The autism spectrum hypothesis states that not only diagnosed individuals but also individuals from the general population exhibit a certain amount of autistic traits. While this idea is supported by neuroimaging studies, there have been few electrophysiological studies. In particular, there have been no spontaneous resting-state studies yet. In order to examine the autism spectrum hypothesis, the present study tried to predict the level of autistic traits typically developing young adults (n = 93) exhibit from spontaneous resting-state gamma power, a measure that has been linked to social functioning impairments seen in autism. The influence of age and gender was controlled for by employing regression. It was expected that enhanced gamma activity would be predictive of self-reported autistic traits.
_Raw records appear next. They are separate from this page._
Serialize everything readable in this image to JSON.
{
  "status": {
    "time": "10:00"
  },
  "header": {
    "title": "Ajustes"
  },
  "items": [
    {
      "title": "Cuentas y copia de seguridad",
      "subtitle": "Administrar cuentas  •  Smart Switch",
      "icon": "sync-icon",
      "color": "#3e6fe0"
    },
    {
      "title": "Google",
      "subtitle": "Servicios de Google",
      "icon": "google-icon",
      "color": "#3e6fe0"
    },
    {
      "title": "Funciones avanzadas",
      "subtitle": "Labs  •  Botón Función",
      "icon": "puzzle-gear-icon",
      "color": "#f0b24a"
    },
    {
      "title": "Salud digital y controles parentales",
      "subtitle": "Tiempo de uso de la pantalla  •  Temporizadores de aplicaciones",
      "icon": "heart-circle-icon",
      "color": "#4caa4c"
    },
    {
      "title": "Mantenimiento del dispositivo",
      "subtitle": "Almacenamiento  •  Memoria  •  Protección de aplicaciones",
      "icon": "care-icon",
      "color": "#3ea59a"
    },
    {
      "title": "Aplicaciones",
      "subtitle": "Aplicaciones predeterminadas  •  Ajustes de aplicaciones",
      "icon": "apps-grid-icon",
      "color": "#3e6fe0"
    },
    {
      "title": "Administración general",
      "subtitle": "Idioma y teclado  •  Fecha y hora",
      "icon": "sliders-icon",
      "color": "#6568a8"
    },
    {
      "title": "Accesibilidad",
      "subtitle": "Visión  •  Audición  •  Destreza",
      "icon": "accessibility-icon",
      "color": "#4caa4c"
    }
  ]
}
The model with only age and gender included reached significance, with higher age within this student population being related to more autistic traits. However, no relationship between either low (30–50 Hz) or high (50–70 Hz) gamma power and autistic traits was found. Models with eyes closed low gamma asymmetry and eyes closed high gamma asymmetry included did reach significance, but these findings were not robust, and the gamma asymmetry explained very little additional variance above age and gender. In addition, exploratory correlation analyses showed no relationship between the other power spectra (delta, theta, alpha and beta) on the one hand and autistic traits on the other hand, suggesting that any relationship between spontaneous resting-state brain electrophysiology and autistic traits might not be strong enough to be detected in the general population.,
European Journal of Neuroscience
Department of Applied Economics

de Groot, K., & van Strien, J. (2018). Spontaneous resting-state gamma oscillations are not predictive of autistic traits in the general population. European Journal of Neuroscience, 48(8), 2928–2937. doi:10.1111/ejn.13973